It’s a 3-in-1 Solution: a Detention Pond, Drainage Inlet and a Water Quality Unit
Permeable concrete pavers and pavement has become a common Green Stormwater Infrastructure (GSI) practice in New Orleans and other parts of Southeast Louisiana. Usually, permeable pavement is installed in parking stalls and only captures, stores and treats stormwater that falls directly on it. While this is a great application of GI to minimize runoff and reduce flooding, it doesn’t capture the real value of permeable pavement.
Construction EcoServices (CES) educates designers on multifunctional stormwater management and the value of getting more bang for your buck when using Green Infrastructure. Besides being used for capturing rainfall, CES has proved that permeable pavement can serve the same function as a drainage inlet, detention pond and a water quality unit. For this to happen there are certain criteria that permeable pavement must meet. First, the pavement must be maintainable. Permeable pavers that use aggregate infill can be difficult to maintain and other types of pervious pavement (asphalt, concrete, etc.) are limited by smaller voids that clog quickly. This is one reason why most designers will only have a 1:1 drainage area ratio when using permeable pavement. Second, the pavement must be able to infiltrate at high flow rates. If you want to use a 10:1 drainage area ratio, the permeable pavement needs to be able to infiltrate at least 1,000 in/hr or more. That sounds like a lot because it is, but it can be achieved with the right type of engineered solution.

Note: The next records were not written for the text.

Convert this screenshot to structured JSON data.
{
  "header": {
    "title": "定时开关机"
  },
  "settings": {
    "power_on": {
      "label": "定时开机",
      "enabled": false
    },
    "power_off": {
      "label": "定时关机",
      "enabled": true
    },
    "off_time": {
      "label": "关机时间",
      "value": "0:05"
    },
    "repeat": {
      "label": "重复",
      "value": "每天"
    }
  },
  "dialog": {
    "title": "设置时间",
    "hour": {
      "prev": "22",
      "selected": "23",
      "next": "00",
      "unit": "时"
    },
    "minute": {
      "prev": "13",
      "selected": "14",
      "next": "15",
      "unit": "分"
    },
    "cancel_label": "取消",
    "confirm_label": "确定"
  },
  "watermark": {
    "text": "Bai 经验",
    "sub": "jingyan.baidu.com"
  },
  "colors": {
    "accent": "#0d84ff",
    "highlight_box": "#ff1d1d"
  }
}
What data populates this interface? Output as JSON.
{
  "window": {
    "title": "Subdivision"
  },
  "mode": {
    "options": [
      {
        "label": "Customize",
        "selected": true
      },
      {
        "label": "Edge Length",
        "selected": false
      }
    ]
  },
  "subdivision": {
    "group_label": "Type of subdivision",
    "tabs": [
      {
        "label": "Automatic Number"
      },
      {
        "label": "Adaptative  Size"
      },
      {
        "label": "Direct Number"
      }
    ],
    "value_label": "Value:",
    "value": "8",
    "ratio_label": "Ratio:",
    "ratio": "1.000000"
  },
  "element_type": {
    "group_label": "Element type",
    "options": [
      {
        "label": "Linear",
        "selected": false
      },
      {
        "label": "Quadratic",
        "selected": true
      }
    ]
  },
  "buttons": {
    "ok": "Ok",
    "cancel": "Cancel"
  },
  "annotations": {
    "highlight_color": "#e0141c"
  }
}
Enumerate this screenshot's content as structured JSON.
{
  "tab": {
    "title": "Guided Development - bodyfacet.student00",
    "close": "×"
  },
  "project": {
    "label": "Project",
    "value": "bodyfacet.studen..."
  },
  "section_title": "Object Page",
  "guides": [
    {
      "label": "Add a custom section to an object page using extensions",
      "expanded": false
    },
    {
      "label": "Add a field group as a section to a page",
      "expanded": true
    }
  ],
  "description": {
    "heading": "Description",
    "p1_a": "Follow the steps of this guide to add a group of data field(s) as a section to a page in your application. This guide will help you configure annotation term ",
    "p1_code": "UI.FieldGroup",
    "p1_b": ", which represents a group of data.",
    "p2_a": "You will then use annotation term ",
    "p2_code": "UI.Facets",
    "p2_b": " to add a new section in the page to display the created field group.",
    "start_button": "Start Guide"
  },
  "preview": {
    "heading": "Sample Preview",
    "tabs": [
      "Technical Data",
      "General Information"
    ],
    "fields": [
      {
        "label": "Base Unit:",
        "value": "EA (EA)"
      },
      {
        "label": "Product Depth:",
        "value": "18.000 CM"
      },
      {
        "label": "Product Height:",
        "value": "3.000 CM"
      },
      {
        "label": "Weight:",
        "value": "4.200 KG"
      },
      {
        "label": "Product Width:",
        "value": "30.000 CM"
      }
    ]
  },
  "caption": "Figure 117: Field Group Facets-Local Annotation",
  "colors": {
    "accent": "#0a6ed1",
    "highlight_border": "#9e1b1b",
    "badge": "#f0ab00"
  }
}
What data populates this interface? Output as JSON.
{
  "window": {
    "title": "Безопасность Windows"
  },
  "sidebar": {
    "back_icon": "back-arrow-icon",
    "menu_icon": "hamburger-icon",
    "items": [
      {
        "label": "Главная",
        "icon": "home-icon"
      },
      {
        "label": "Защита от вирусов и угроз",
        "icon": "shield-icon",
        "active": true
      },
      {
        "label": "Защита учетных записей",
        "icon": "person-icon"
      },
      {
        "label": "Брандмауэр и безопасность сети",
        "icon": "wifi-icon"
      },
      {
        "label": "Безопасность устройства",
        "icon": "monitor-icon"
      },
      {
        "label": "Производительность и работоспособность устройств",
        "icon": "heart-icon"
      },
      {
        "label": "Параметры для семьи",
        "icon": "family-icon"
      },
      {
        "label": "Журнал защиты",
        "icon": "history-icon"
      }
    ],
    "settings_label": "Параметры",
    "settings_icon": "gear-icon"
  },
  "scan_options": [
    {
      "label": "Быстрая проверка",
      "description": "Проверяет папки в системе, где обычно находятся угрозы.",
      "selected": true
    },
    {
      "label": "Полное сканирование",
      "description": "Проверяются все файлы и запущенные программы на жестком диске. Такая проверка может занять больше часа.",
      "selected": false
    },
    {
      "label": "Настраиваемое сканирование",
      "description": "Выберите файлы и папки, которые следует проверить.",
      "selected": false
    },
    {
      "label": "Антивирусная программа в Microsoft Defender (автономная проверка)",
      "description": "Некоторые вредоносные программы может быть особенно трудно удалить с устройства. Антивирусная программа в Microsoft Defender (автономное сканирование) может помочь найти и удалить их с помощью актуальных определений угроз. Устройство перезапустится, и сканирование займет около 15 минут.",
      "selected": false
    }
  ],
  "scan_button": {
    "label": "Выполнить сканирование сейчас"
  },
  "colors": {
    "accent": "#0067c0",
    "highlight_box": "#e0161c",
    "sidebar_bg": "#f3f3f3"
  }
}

The design team at Duplantis Design Group (DDG) applied this multifunctional stormwater management concept on a new medical center in New Orleans East. DDG used permeable concrete for this type of project in the past, but it didn’t achieve the success they wanted. Construction EcoServices (CES) teamed up with DDG to deliver a multifunctional solution to their permeable pavement needs, PowerBlock by ACF Environmental. The open joints provide adequate space for sediment to be captured while also infiltrating at a rate of 1,000 in/hr. In addition to the high-performance specification, Construction EcoServices provides a 3-year maintenance warranty to the owner. No other permeable pavement comes with this type of warranty, which says a lot about its performance.
How did PowerBlock serve the function of a detention pond, drainage inlet and a water quality unit on this project? First, the subgrade consists of two layers of compacted stone, separated by a layer of geogrid. The void space in the subgrade provided more than 1,500 CF of storage. Second, a 4:1 drainage area ratio was used so that all the drive aisles and parking stalls that weren’t permeable drained to 3,900 SF of PowerBlock. This allowed the engineer to reduce the number of drainage inlets in the parking lot to just one. Lastly, the open joints and top layer of stone in the subgrade traps sediment suspended in runoff. The open joints also make it easy for a vacuum truck equipped with a specialized vac head to maintain it.
Installation of the subgrade and PowerBlock system took approximately a week and half. The drive aisles were poured before the parking stalls, which reduced the number of blocks that needed to be cut. Installation of the permeable pavement was provided by Mud Bug Pavers under the direction of the General Contractor, Kent Design Build. CES completed an infiltration test after installation to verify that the performance met the 1,000 in/hr specification.
Success stories like this prove that permeable can do more than capture rainfall and meet a regulatory requirement. It can completely transform how stormwater runoff is managed and further mitigate localized flooding in urban environments.
- Create a solution that captures sediment
- Create a solution that can infiltrate 1,000in/hr or higher
- Create a solution that includes water volume storage
- Create a solution that is easy to maintain
- A subgrade consisting of two layers of compacted stone
- 3,900 SF of PowerBlock
- Easy to maintain open joint pavers and a top layer of stone in the subgrade to trap sediment